What is the number of lines in the entries that include the word "Sarah"? Respond with the number only.

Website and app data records
━━━
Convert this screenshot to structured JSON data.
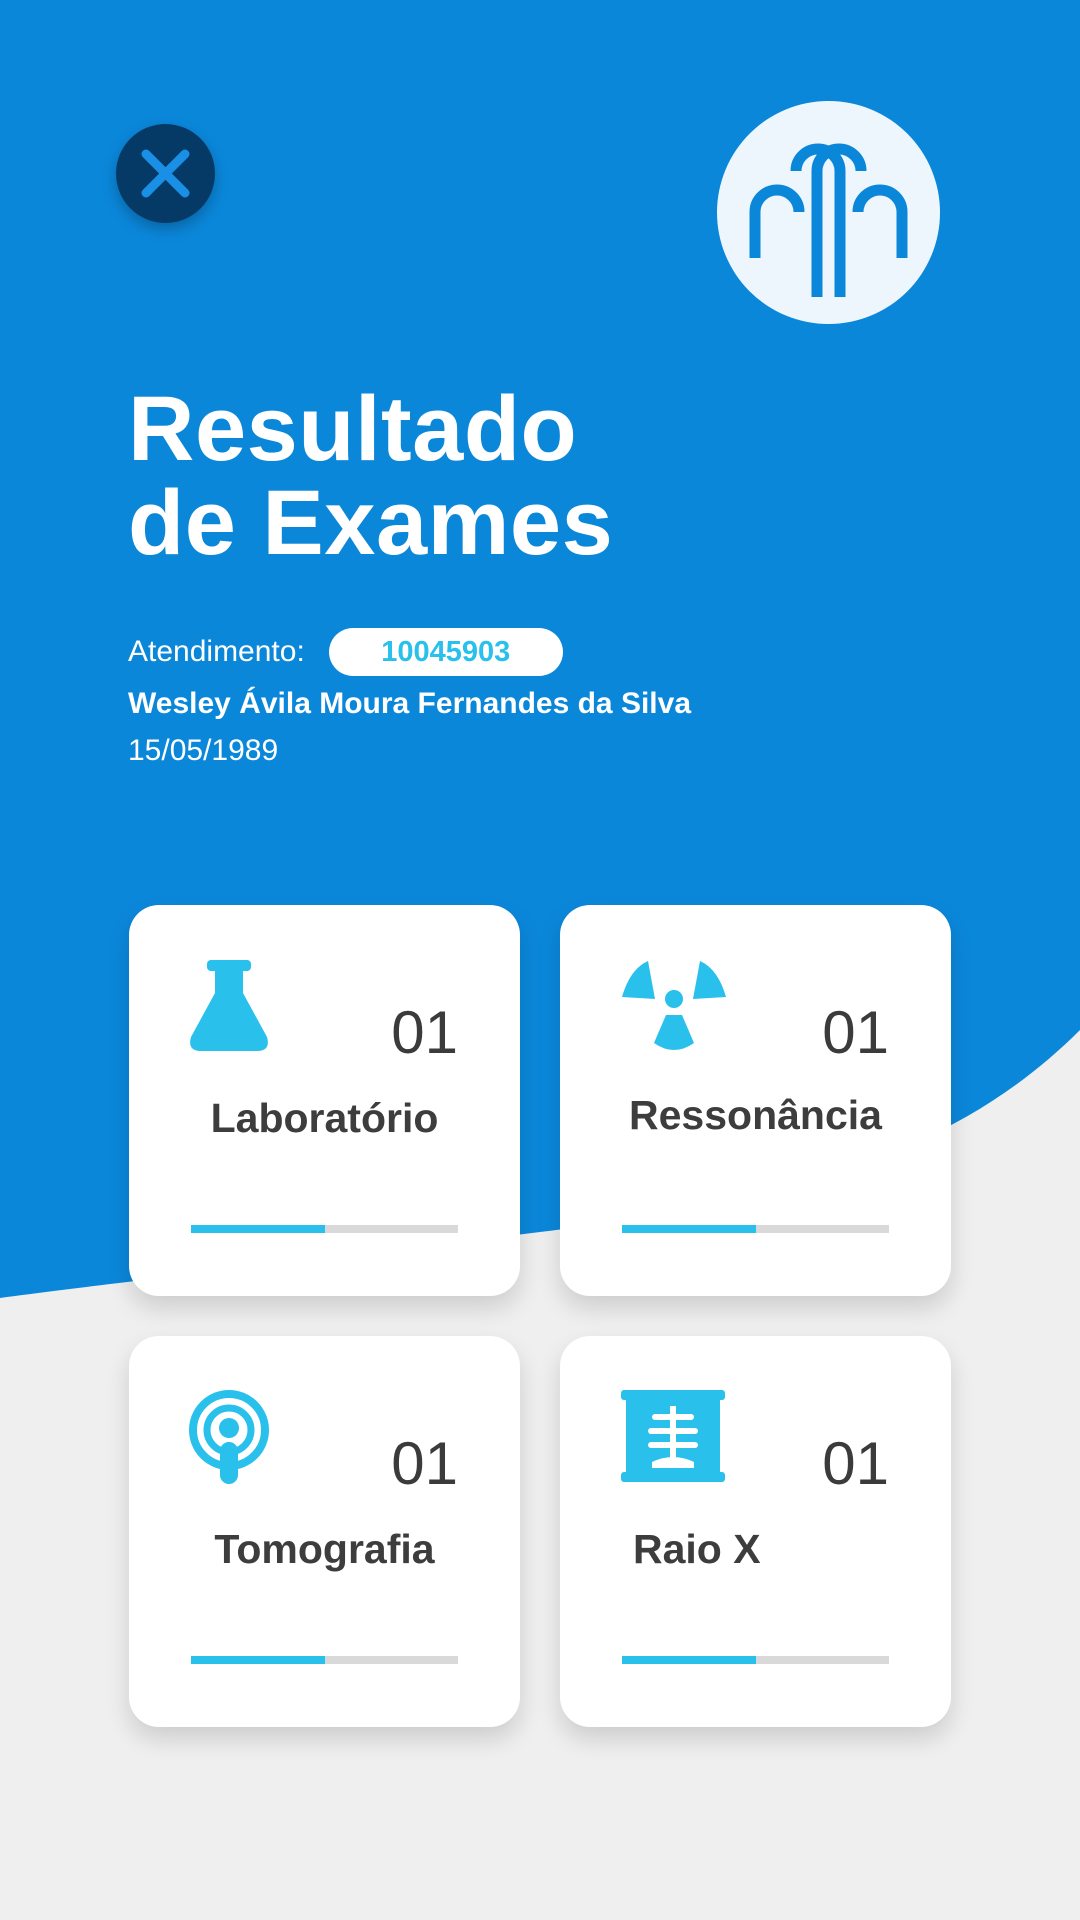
{
  "colors": {
    "header_blue": "#0b87da",
    "dark_navy": "#063a66",
    "accent_cyan": "#29c0ec",
    "background": "#efefef",
    "card_text": "#3d3d3d"
  },
  "header": {
    "close_icon": "close-icon",
    "logo_icon": "hospital-logo-icon",
    "title_line1": "Resultado",
    "title_line2": "de Exames"
  },
  "patient": {
    "attendance_label": "Atendimento:",
    "attendance_number": "10045903",
    "name": "Wesley Ávila Moura Fernandes da Silva",
    "birth_date": "15/05/1989"
  },
  "exams": [
    {
      "label": "Laboratório",
      "count": "01",
      "icon": "flask-icon",
      "progress": 0.5
    },
    {
      "label": "Ressonância",
      "count": "01",
      "icon": "radiation-icon",
      "progress": 0.5
    },
    {
      "label": "Tomografia",
      "count": "01",
      "icon": "scan-signal-icon",
      "progress": 0.5
    },
    {
      "label": "Raio X",
      "count": "01",
      "icon": "xray-icon",
      "progress": 0.5
    }
  ]
}
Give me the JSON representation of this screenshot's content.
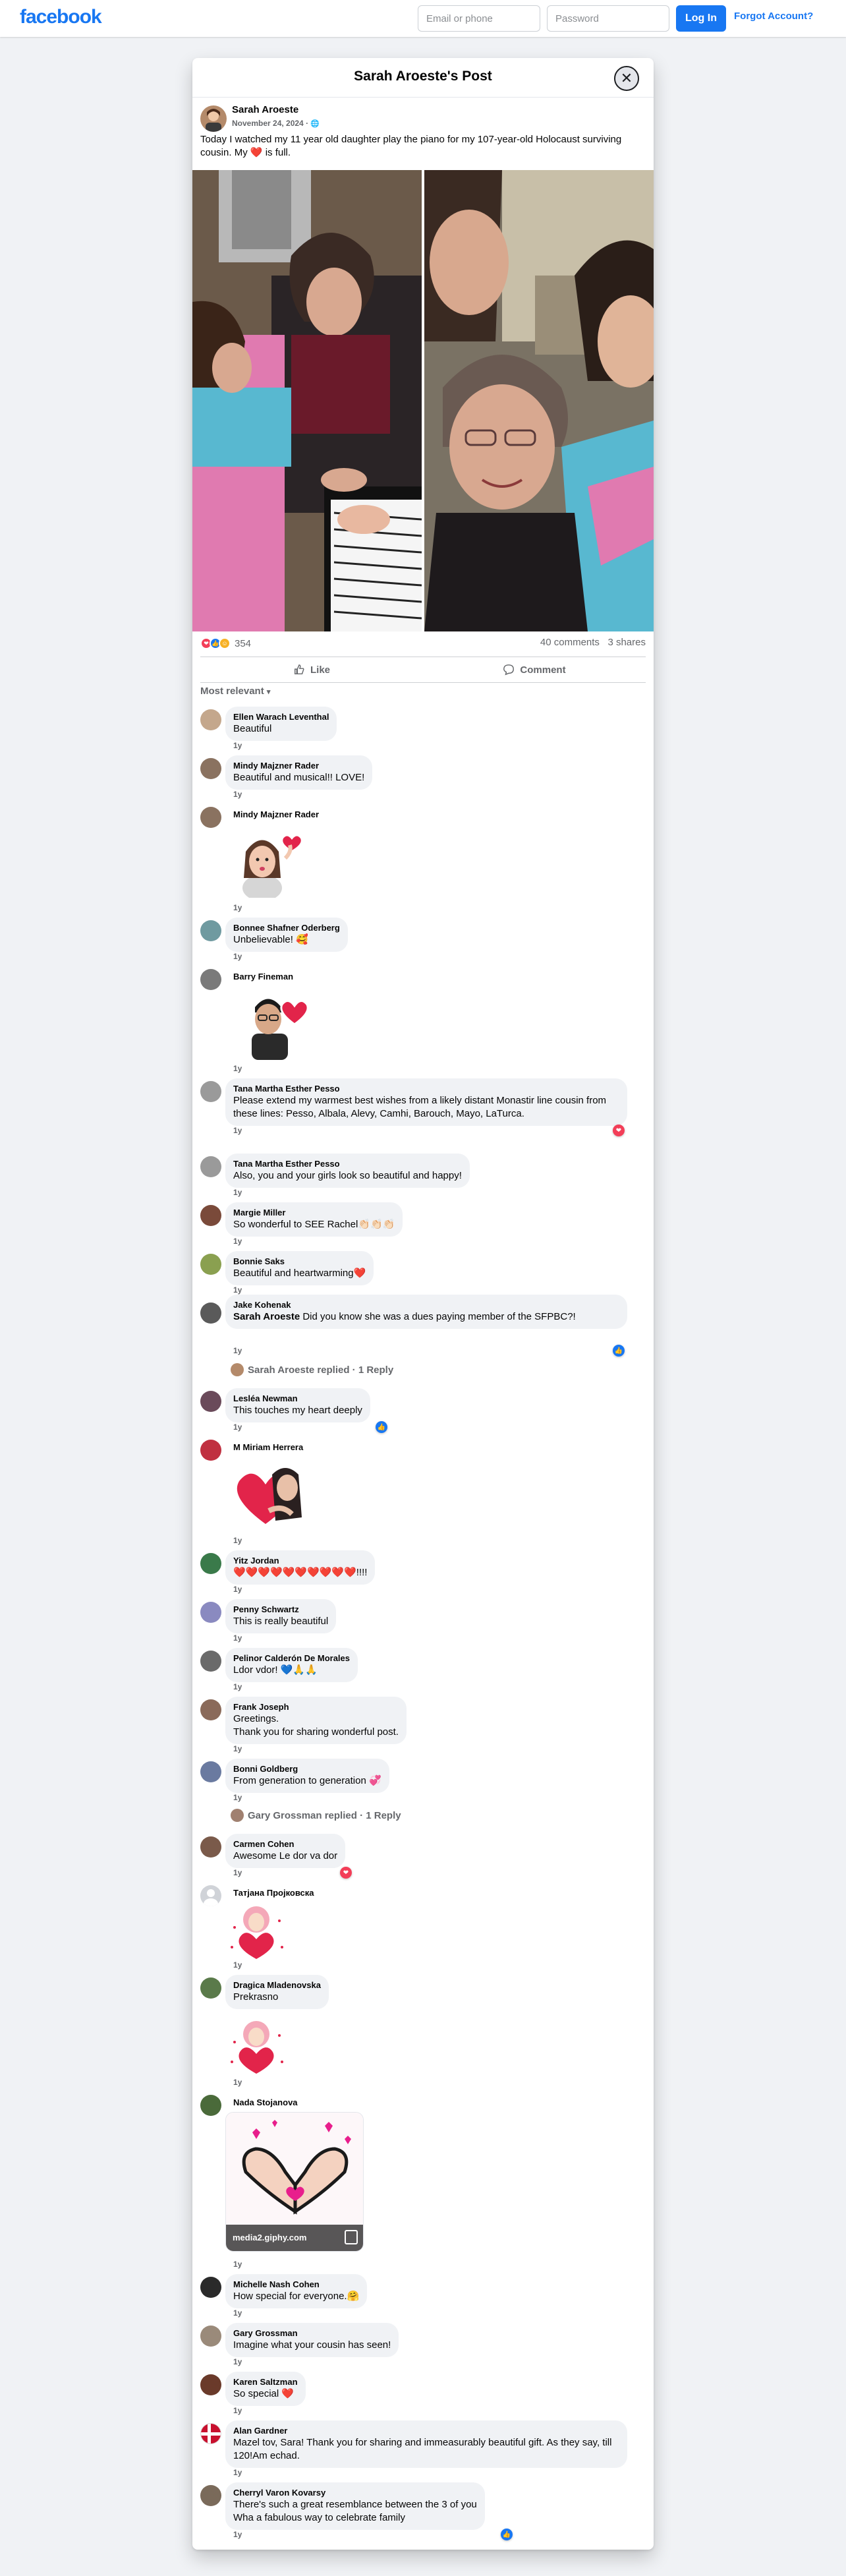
{
  "header": {
    "logo": "facebook",
    "email_placeholder": "Email or phone",
    "password_placeholder": "Password",
    "login": "Log In",
    "forgot": "Forgot Account?"
  },
  "modal": {
    "title": "Sarah Aroeste's Post",
    "close_icon": "close-icon"
  },
  "post": {
    "author": "Sarah Aroeste",
    "date": "November 24, 2024",
    "audience_icon": "globe-icon",
    "text_before": "Today I watched my 11 year old daughter play the piano for my 107-year-old Holocaust surviving cousin. My ",
    "text_after": " is full.",
    "reaction_count": "354",
    "comments": "40 comments",
    "shares": "3 shares",
    "like": "Like",
    "comment": "Comment",
    "sort": "Most relevant"
  },
  "colors": {
    "brand": "#1877f2",
    "love": "#f33e58",
    "like": "#1877f2",
    "care": "#f7b125"
  },
  "comments": [
    {
      "name": "Ellen Warach Leventhal",
      "text": "Beautiful",
      "time": "1y"
    },
    {
      "name": "Mindy Majzner Rader",
      "text": "Beautiful and musical!! LOVE!",
      "time": "1y"
    },
    {
      "name": "Mindy Majzner Rader",
      "time": "1y"
    },
    {
      "name": "Bonnee Shafner Oderberg",
      "text": "Unbelievable! 🥰",
      "time": "1y"
    },
    {
      "name": "Barry Fineman",
      "time": "1y"
    },
    {
      "name": "Tana Martha Esther Pesso",
      "text": "Please extend my warmest best wishes from a likely distant Monastir line cousin from these lines: Pesso, Albala, Alevy, Camhi, Barouch, Mayo, LaTurca.",
      "time": "1y"
    },
    {
      "name": "Tana Martha Esther Pesso",
      "text": "Also, you and your girls look so beautiful and happy!",
      "time": "1y"
    },
    {
      "name": "Margie Miller",
      "text": "So wonderful to SEE Rachel👏🏻👏🏻👏🏻",
      "time": "1y"
    },
    {
      "name": "Bonnie Saks",
      "text": "Beautiful and heartwarming❤️",
      "time": "1y"
    },
    {
      "name": "Jake Kohenak",
      "tag": "Sarah Aroeste",
      "text": " Did you know she was a dues paying member of the SFPBC?!",
      "time": "1y",
      "reply": "Sarah Aroeste replied · 1 Reply"
    },
    {
      "name": "Lesléa Newman",
      "text": "This touches my heart deeply",
      "time": "1y"
    },
    {
      "name": "M Miriam Herrera",
      "time": "1y"
    },
    {
      "name": "Yitz Jordan",
      "text": "❤️❤️❤️❤️❤️❤️❤️❤️❤️❤️!!!!",
      "time": "1y"
    },
    {
      "name": "Penny Schwartz",
      "text": "This is really beautiful",
      "time": "1y"
    },
    {
      "name": "Pelinor Calderón De Morales",
      "text": "Ldor vdor! 💙🙏🙏",
      "time": "1y"
    },
    {
      "name": "Frank Joseph",
      "text": "Greetings.",
      "text2": "Thank you for sharing wonderful post.",
      "time": "1y"
    },
    {
      "name": "Bonni Goldberg",
      "text": "From generation to generation 💞",
      "time": "1y",
      "reply": "Gary Grossman replied · 1 Reply"
    },
    {
      "name": "Carmen Cohen",
      "text": "Awesome Le dor va dor",
      "time": "1y"
    },
    {
      "name": "Татјана Пројковска",
      "time": "1y"
    },
    {
      "name": "Dragica Mladenovska",
      "text": "Prekrasno",
      "time": "1y"
    },
    {
      "name": "Nada Stojanova",
      "time": "1y",
      "gif_source": "media2.giphy.com"
    },
    {
      "name": "Michelle Nash Cohen",
      "text": "How special for everyone.🤗",
      "time": "1y"
    },
    {
      "name": "Gary Grossman",
      "text": "Imagine what your cousin has seen!",
      "time": "1y"
    },
    {
      "name": "Karen Saltzman",
      "text": "So special ❤️",
      "time": "1y"
    },
    {
      "name": "Alan Gardner",
      "text": "Mazel tov, Sara! Thank you for sharing and immeasurably beautiful gift. As they say, till 120!Am echad.",
      "time": "1y"
    },
    {
      "name": "Cherryl Varon Kovarsy",
      "text": "There's such a great resemblance between the 3 of you",
      "text2": "Wha a fabulous way to celebrate family",
      "time": "1y"
    }
  ]
}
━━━
(Task solution) 4